The burning bush shrub, or euonymus alatus, is a deciduous, ornamental plant that grows rapidly and can reach heights in excess of 15 feet – depending on the species. Burning bushes belong to the large celastraceae family, and are native to areas of central Japan, Korea and China, as well as more easterly portions of Asia. These plants are made up of ridged, upright stems; ovate leaves that are terminate in a deep point; and small, white, nondescript flowers which develop into small red berries. What makes this shrub outstanding is its range of exquisite colors. During the spring and summer months, this plant’s foliage is a cool blueish green shade; however, when fall hits, their hue changes to a vibrant, fiery red which remains bright for several weeks.

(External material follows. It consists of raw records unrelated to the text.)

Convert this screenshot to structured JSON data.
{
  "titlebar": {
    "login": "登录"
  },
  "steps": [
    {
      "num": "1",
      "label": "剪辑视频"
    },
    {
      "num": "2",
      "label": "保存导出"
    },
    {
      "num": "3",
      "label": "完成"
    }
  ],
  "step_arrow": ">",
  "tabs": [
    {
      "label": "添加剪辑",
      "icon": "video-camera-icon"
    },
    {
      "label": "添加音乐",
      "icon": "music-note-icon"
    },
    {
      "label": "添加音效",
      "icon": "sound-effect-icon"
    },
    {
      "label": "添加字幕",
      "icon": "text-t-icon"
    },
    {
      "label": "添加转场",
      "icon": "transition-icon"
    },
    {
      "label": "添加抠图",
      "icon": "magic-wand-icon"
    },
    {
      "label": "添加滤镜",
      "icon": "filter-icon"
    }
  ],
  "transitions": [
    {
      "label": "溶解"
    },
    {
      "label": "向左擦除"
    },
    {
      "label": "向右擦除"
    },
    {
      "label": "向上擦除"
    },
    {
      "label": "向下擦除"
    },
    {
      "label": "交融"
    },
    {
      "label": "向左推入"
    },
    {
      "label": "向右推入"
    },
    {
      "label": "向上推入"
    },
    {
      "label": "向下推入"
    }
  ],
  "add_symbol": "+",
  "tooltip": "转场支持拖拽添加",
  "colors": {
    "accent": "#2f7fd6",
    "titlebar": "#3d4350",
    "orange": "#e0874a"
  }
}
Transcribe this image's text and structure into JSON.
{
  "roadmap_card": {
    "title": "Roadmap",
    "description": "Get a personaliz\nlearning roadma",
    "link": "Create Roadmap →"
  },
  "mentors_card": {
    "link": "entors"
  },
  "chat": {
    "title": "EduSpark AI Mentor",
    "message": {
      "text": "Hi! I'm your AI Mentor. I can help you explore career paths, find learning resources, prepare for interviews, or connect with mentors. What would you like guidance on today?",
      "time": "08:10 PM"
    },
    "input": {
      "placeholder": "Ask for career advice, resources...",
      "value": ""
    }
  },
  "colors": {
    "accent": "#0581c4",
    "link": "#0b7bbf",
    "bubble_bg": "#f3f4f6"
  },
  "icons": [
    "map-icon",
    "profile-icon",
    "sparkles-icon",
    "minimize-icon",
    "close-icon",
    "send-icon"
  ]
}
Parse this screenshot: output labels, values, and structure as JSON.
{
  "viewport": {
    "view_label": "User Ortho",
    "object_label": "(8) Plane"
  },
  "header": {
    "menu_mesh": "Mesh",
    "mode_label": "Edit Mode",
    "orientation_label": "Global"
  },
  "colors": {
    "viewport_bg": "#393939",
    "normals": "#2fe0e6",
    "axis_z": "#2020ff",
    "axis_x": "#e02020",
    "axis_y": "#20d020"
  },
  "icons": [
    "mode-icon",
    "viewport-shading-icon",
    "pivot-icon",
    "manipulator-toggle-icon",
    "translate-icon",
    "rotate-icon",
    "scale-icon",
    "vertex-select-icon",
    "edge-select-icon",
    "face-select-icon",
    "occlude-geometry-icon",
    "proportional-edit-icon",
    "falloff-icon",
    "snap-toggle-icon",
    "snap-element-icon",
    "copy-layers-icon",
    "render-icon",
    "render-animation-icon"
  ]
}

Although the burning bush shrub is undoubtedly lovely to look at, it is – in its native regions – rapidly becoming an invasive plant that is beginning to grow outside of its natural habitat. Even though this may seem like a bad thing now it may, in fact, come in handy. In May of 2010 a study released in the Proceedings of the National Academy of Sciences describes a number of new genetic discoveries. These discoveries indicate that by inserting certain genes of the burning bush shrub into the mustard weed, enzymes become encoded which result in an uncommon compound – acetyl glyceride. In a demonstration, the acetyl glycerides created an oil that was cooler and lower in viscosity than regular oils, and thus, make it an exceptionally useful biofuel for diesel engines. In addition to that, acetyl glycerides contain a considerably low calorie count, and can potentially make for a fantastic substitute to regular vegetable oils.
The Latin word alatus means “winged.” Although this is a reference to the structure of the plant itself, it may very well lend to its symbolism. Even though the burning bush shrub is not rife with concrete symbolism, it is not difficult to associate it with the freedom that goes along with “wings,” or the passion that can be evoked with its wild red hue. It addition to that, because of its unusual name, burning bushes are sometimes considered a religious emblem. As a gift, these plants can be given in large containers, and are almost always given purely for their stunning appearance. Though they are generally maintenance free, these shrubs are best presented to experienced gardeners who know how to tame them.